My prof for a class called Ethnicity and the Immigration Experience is having all the students write 2 posts per week about class topics.  I figured I might as well cross post to get rolling on my own blog again.

My father’s grandparents moved to the US from Eastern Europe around the beginning of World War I in 1914, identifying as Polish.  It was customary to treat immigrants according to ethnicity rather than country of origin.  Because of border disputes in the rise and fall of empires, Poland’s boundaries changed a lot between 1850-1950. My father’s paternal grandfather was given the name Szczesniak when he came through Ellis Island, likely because he was from the city of Szczecin.

My grandmother (whom we called Nani) Esther Pacynski lived on the same block on Clark St in the East Side of Buffalo, NY for her whole life.  She and my grandfather, Frederick Szczesniak (Dzia Dzia), met as kids in their local parish, St. Stanislaus.  It was one of the first Polish Catholic churches in the state of NY, founded in 1873. Both Nani & Dzia Dzia worshipped in Polish, went to Polish Catholic School (in Polish) and spoke to one another in Polish.  Although they learned some English in parochial school, Polish was more common to speak at home.
It was similar with their three sons, including my father.  They were tacitly encouraged to blend in and embrace the American identity.  Their neighborhood was still mostly Polish people with many Polish owned businesses but they spoke mostly English on the playground and in high school.   Outside of their little ghetto they only spoke English, dressed like Americans, and dated non-Polish women.  By the time they finished public high school, they had somehow become “more” than just Polish, they were white people.

Even though I lived on that block on the East Side until I was 10, I had a more “American” experience than previous generations on that side of the family.  I didn’t go to Polish school, Polish mass, or speak Polish beyond a few funny words to the old ladies.  It had only taken two generations for my brothers and I to have our primary identity become American, rather than Polish people living in the US.

re: definition

Great day with the family, working in the yard and the house.   I am constantly surprised by how wonderful it is to increase the definition of different areas.  When my yard bleeds into one blob, it feels chaotic to be out there.

I get something inside when there are boundaries in the garden.  Different areas for different things.  Places where you don’t walk.  Weeds pulled up and other junk that collects between plants.  It feels so tranquil.
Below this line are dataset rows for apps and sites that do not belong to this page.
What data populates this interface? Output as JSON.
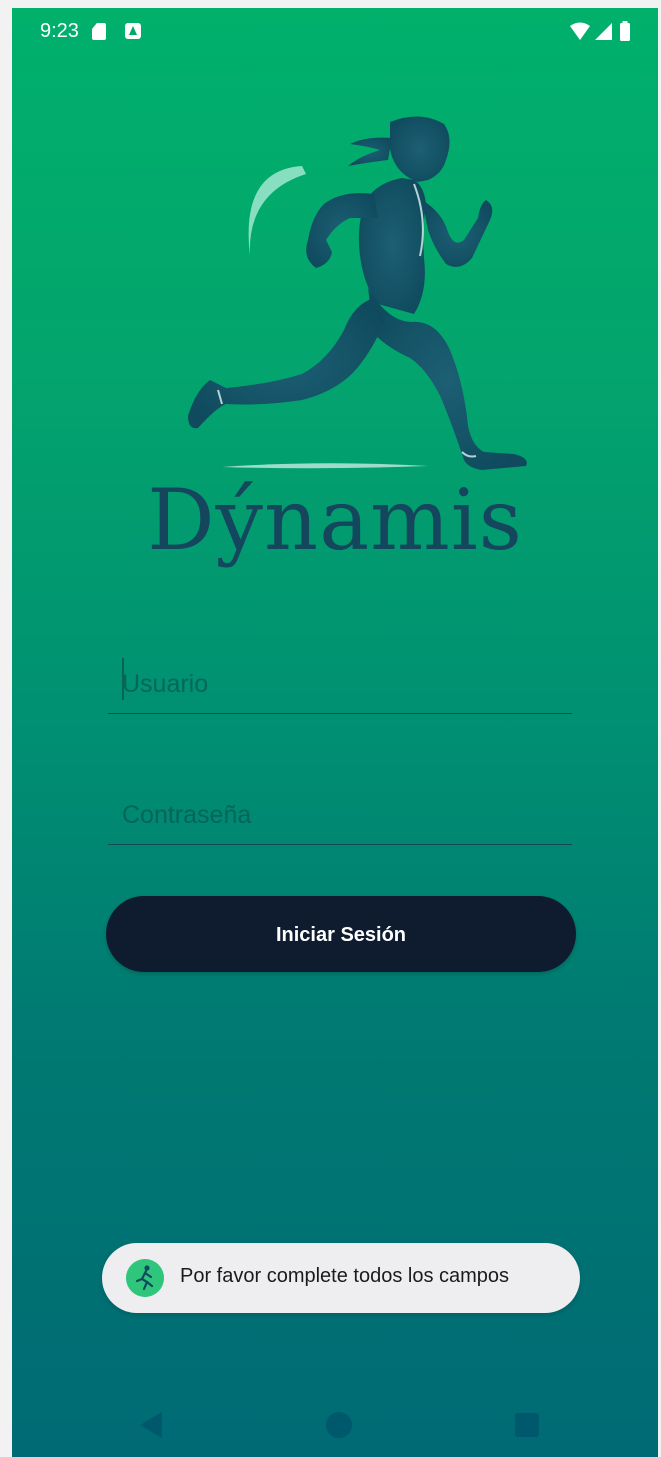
{
  "status_bar": {
    "time": "9:23",
    "icons": [
      "sd-card-icon",
      "notification-icon",
      "wifi-icon",
      "signal-icon",
      "battery-icon"
    ]
  },
  "brand": {
    "name": "Dýnamis",
    "logo_icon": "runner-silhouette-icon",
    "primary_color": "#14465e"
  },
  "login_form": {
    "username_placeholder": "Usuario",
    "username_value": "",
    "password_placeholder": "Contraseña",
    "password_value": "",
    "submit_label": "Iniciar Sesión",
    "button_color": "#0f1b2f"
  },
  "toast": {
    "message": "Por favor complete todos los campos",
    "icon": "app-runner-icon"
  },
  "nav_bar": {
    "icons": [
      "back-icon",
      "home-icon",
      "recents-icon"
    ]
  },
  "theme": {
    "gradient_top": "#00b06b",
    "gradient_bottom": "#006a74"
  }
}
This is not my first post about such things.  But it is the first post about yard work when I thought of a song-not a ton of connection beyond me stealing the title.  This is a great video, too.

Cop:  [To Hi-Tek] “are you deaf?”

Tek:  “nah, he’s Def.”

Mos Def:  “he’s Hi-Tek.”

end of semester, beginning of…

Lots of things coming to a good end lately:

The 2007 Frankford renovation.

The college semester (one more assignment and final).

Lots of good things beginning:

Wed night baseball

Shalom House Festival (May 13, 6:30pm at 2007 Frankford)

The Discerning Team has met twice about the next church plant.

Composting in the backyard, getting ready for our little garden (Japanese cukes, cilantro, some flowers already going)

I also managed to sprain my ankle during the first inning of the first game of the year.  I go to a specialist tomorrow to see how bad the damage is.  Today was the first day that the swelling went down, that’s encouraging.

Happy Dyngus Day!

With more polish people than usual in tow, we got to celebrate Easter with some fun traditions.  We at our usual breakfast meal on Saturday night (this time)… Barscz (famous soup), fresh kielbasa, fresh pierogi, hard boiled egg, gawumpki, cabbage & onions, horseradish, rye bread, and butter lamb.

Today is I think only the 2nd annual Dyngus Day parade in Buffalo.   Most of it happens in my old neighborhood.

Throw some water on someone today as a blessing for the year.